Once you have the basic skills, it’s time to gather the items you’ll need for a safe ride.

Keep These PWC Safety Necessities Handy

  • U.S. Coast Guard-approved life jacket for each passenger
  • A Coast Guard-approved B-1 fire extinguisher
  • Horn, whistle, bell or other sound signaling device to alert other watercraft
  • Flares or other visual distress signals are required for coastal waters
  • Backfire flame arrestor to help prevent gas vapors from erupting if the engine backfires
  • VHF radio and cell phone
  • Flashlight
  • First-aid kit (make sure it contains sunscreen, lip protection and burn cream)
  • Hand-operated bilge pump to remove water
  • Anchor for when you need to pull over and take a break

If a PWC is equipped with an engine shut-off lanyard, it should be attached to the operator.

Wear the Proper PWC Gear

  • Waterproof whistle attached to your life jacket
  • Goggles that protect your eyes from sun glare, water spray and insects
  • Diver booties, water socks or similar footwear to protect your feet and improve traction
  • Gloves to strengthen your grip
  • Wetsuit to help prevent injuries on the water and protect your body against the sun, wind and hypothermia
  • Fitted helmet

Consider These PWC Accessories

  • Waterproof case – even if your cellphone is waterproof, it probably won’t float if dropped in the water. A floating, waterproof case can protect your keys, phone and wallet.
  • Folding paddle – if you run out of fuel or your PWC breaks down, you may have to paddle back to shore. A folding paddle is a wise investment.
  • Traction mats – if your PWC doesn’t have traction mats to help grip your footwear, you may find your feet slipping and sliding.
  • PWC Cover – a quality cover can protect your watercraft from the elements while it’s being towed and during storage in the off-season.
  • Riding goggles – these offer better UV protection and a more secure fit and clearer view than regular sunglasses.

Remember These Safety Tips While Riding

  • Always check the weather before heading out, so you’re aware of strong wind, sun and other potential weather hazards. If you’re riding and notice dark or fast-moving clouds, return to shore.
  • Follow speed restrictions.
  • Assume that others on the water can’t see you, so ride defensively. If you’re a beginner, it’s best to avoid busy areas.
  • Be aware of your surroundings and keep track of the position of other vessels.
  • Know how to reboard your craft if you fall off. Look for a label in the back or at the bottom of your PWC showing how to roll it upright. Or check your owner’s manual.
  • Practice reboarding with another person there in case you need assistance.
  • Don’t let the engine idle or shut off during operation which will cause loss of steering control.

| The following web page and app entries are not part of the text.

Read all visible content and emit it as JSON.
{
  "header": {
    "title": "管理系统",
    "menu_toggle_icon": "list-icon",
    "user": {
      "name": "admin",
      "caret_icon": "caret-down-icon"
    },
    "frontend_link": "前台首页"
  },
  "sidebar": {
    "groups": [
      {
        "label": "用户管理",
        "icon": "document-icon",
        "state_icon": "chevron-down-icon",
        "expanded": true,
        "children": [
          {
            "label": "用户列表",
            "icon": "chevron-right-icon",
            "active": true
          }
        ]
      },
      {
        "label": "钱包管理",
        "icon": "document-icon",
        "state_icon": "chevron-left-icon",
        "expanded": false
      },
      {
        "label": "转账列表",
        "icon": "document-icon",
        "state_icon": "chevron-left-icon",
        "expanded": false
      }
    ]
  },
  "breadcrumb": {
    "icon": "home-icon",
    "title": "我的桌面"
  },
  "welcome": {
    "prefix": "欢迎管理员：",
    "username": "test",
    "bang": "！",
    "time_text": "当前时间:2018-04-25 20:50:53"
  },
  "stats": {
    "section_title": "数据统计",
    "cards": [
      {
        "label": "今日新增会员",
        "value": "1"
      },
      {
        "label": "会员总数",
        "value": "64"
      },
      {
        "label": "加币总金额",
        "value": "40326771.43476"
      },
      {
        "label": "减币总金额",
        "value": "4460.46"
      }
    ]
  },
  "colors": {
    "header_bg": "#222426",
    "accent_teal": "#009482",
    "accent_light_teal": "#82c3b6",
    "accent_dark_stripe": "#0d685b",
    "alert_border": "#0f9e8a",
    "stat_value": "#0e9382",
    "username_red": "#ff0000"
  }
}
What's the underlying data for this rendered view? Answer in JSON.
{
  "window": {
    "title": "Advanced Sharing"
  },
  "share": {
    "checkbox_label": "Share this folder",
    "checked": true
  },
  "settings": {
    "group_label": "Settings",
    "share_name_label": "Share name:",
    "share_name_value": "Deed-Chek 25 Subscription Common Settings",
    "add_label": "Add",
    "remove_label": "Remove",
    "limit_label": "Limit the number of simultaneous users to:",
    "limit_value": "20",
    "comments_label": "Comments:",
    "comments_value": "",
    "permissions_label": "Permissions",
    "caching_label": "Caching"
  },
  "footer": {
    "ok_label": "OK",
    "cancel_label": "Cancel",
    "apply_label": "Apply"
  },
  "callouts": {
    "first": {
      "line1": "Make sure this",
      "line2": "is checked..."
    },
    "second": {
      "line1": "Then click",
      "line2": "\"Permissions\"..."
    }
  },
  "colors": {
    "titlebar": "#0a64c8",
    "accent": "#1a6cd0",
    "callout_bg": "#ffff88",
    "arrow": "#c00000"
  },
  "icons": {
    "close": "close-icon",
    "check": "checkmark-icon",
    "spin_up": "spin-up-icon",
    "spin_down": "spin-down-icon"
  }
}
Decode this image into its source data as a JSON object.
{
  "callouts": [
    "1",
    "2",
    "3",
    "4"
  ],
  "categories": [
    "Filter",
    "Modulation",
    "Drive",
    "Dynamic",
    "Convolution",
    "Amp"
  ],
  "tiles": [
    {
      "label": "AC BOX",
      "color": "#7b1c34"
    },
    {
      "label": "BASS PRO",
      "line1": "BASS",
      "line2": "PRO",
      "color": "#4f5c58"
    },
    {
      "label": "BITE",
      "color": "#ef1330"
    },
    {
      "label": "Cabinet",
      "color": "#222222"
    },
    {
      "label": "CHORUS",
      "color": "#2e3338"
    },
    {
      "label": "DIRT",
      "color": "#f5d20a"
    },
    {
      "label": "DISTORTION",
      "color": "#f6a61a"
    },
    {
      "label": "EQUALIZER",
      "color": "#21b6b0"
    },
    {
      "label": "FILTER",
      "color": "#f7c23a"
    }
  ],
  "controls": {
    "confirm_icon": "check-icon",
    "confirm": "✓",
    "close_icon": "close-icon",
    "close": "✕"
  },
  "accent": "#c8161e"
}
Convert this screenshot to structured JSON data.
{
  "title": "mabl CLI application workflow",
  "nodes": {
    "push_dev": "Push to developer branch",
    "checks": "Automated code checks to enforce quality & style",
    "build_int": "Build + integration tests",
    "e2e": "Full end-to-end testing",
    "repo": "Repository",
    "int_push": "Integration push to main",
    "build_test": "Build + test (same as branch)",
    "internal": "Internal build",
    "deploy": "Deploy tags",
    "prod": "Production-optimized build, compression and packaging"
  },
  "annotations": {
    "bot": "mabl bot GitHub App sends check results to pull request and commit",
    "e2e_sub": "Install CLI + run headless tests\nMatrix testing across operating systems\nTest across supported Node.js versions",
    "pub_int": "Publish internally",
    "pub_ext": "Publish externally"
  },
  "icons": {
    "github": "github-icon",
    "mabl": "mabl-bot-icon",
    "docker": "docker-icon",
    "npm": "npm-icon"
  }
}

In addition to having the right gear and knowledge, it’s important to have the proper insurance coverage to protect you and your ride. Learn about our personal watercraft insurance options today.